A collection of exemplary pieces about the movies that influenced contemporary filmmakers.

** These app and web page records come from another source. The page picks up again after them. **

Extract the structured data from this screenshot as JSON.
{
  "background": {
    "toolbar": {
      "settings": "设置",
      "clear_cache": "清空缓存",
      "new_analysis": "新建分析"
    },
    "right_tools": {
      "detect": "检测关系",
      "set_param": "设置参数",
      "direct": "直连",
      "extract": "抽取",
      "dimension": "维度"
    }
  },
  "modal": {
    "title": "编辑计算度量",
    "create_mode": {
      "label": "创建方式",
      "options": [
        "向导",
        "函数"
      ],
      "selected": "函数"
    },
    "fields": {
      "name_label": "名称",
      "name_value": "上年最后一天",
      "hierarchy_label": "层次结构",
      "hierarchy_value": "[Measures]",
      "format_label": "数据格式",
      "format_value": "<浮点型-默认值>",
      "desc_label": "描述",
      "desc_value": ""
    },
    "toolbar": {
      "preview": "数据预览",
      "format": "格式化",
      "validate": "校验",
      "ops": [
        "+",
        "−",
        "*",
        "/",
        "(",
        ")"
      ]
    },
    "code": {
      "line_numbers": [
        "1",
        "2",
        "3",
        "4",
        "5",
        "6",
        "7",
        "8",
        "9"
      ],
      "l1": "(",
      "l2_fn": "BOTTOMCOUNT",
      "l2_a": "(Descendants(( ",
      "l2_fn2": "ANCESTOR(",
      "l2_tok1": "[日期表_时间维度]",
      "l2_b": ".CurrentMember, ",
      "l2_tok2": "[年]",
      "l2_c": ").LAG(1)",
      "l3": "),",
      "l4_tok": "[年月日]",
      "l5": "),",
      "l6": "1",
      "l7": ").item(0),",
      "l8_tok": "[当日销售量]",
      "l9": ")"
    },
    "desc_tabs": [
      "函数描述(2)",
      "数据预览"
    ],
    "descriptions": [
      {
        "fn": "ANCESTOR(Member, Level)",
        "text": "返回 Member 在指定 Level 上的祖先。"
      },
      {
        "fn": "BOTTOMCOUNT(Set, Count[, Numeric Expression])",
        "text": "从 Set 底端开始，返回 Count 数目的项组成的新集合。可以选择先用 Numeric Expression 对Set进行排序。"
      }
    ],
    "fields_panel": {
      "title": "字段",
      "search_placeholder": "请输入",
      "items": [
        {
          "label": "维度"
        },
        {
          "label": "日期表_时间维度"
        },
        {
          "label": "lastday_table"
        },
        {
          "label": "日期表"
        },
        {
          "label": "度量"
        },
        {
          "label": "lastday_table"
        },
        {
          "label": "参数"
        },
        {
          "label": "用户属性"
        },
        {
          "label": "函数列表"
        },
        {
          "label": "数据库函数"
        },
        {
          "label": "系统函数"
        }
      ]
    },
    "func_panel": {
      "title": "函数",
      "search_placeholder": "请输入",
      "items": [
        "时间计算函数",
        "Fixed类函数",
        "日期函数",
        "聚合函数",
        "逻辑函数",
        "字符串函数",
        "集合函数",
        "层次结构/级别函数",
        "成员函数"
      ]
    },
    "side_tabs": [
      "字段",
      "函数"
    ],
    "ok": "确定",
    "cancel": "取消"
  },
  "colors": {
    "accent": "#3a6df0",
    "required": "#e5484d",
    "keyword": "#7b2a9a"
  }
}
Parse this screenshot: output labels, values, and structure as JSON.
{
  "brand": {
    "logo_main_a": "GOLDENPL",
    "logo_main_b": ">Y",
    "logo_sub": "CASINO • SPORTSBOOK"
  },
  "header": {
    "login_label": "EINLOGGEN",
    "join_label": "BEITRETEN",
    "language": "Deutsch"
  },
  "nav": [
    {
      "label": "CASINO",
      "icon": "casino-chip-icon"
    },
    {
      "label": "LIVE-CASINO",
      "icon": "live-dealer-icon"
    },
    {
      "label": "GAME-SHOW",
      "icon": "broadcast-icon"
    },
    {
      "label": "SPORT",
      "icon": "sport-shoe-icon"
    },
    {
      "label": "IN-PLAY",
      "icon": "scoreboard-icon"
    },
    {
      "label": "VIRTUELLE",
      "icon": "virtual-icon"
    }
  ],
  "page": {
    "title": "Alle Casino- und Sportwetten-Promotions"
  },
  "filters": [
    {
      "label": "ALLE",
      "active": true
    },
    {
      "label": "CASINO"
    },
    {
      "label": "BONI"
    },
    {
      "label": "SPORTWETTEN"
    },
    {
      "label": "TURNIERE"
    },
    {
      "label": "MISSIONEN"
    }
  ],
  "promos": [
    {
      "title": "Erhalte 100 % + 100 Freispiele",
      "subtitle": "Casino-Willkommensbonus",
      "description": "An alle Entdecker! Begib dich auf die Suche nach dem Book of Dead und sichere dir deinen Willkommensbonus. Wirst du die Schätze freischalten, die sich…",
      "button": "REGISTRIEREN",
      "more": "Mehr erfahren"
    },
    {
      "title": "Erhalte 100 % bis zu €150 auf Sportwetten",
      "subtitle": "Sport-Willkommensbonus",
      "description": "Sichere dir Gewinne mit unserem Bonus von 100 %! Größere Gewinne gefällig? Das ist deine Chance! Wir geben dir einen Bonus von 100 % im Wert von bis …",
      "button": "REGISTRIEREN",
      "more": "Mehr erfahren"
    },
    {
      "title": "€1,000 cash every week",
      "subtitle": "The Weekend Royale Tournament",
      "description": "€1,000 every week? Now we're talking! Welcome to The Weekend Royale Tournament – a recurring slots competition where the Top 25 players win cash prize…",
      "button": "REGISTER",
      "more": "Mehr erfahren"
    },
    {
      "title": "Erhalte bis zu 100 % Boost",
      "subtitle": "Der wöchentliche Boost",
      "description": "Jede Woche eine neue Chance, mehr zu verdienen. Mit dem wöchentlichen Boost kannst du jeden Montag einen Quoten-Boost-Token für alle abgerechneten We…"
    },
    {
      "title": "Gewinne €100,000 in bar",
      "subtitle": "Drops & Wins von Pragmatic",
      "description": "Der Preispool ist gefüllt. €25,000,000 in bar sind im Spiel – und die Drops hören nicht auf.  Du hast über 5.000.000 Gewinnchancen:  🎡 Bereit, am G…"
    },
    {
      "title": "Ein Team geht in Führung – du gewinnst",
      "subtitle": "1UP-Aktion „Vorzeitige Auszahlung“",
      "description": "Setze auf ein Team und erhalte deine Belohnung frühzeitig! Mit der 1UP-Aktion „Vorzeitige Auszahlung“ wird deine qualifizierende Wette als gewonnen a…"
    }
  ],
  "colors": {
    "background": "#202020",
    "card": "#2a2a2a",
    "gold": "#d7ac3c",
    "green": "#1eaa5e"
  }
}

When the editor of the New York Times Weekend section wanted to expand film coverage, Lyman, the paper’s Hollywood correspondent, suggested a series in which he joined famous actors, producers, and directors to watch the movies that shaped their lives. Lyman thereupon got together with the likes of Woody Allen, Kevin Costner, and Nicole Kidman to watch films such as (respectively) Shane, Cool Hand Luke, and The Shining. The results, collected here, range from predictable to surprising and are almost always insightful. Of course, John Travolta gets up and dances after watching Yankee Doodle Dandy, and, yes, Sissy Spacek chokes back a sob near the end of To Kill a Mockingbird. But Quentin Tarantino goes off course, finding depth in a Roy Rogers programmer, and producer Harvey Weinstein sees moments to admire in the largely flatfooted Exodus. In two of many pieces here that film students will value, Ron Howard applies a sharp director’s eye to The Graduate, and Kevin Costner offers a keen actor’s appraisal of Paul Newman’s work in Cool Hand Luke. Curtis Hanson shows why In a Lonely Place merits another look. Director Kevin Smith wishes he could reach the level Fred Zinnemann achieved in A Man for All Seasons, while Wolfgang Peterson praises Zinnemann’s High Noon. Lending cohesion to the collection is a theme the watchers reiterate: films from the late 1960s and ’70s reflect work that was honest, original, and literate, qualities now missing in what Barry Levinson terms “a thin age for storytelling.” Also pulling this all together is Lyman’s lively prose. His cogent observations and smooth construction should encourage his college film teacher, who complained that the press wrote poorly about film.
Vivid takes form an impressive montage.